** Problem details **
How many lines in these records include the string "Email"? Reply with that number alone.

= = = = = = =

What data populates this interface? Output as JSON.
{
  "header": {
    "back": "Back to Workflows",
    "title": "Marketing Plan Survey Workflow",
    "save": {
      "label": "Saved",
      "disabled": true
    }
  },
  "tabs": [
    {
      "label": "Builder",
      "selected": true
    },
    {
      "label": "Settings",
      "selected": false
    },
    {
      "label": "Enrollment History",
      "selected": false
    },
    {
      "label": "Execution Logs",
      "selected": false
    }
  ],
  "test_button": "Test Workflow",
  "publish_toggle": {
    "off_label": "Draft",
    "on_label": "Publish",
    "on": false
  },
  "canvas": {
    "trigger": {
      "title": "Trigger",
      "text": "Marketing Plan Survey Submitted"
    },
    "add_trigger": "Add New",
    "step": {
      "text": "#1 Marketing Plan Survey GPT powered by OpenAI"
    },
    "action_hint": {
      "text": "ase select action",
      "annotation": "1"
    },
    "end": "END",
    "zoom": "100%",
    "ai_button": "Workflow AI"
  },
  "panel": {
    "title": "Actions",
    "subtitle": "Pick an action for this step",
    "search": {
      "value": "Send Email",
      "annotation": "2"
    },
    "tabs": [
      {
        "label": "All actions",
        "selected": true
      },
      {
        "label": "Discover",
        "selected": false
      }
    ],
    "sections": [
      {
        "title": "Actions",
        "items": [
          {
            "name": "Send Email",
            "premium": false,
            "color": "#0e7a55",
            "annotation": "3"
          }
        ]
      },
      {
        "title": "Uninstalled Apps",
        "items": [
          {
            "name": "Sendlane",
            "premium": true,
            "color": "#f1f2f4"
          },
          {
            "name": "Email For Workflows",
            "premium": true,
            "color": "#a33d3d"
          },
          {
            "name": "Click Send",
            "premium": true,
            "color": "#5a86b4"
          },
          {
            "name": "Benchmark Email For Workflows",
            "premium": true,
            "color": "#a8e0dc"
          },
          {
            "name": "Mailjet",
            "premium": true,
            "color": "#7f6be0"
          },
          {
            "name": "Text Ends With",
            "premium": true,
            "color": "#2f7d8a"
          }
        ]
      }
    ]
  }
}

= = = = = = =

** Answer to this problem **
4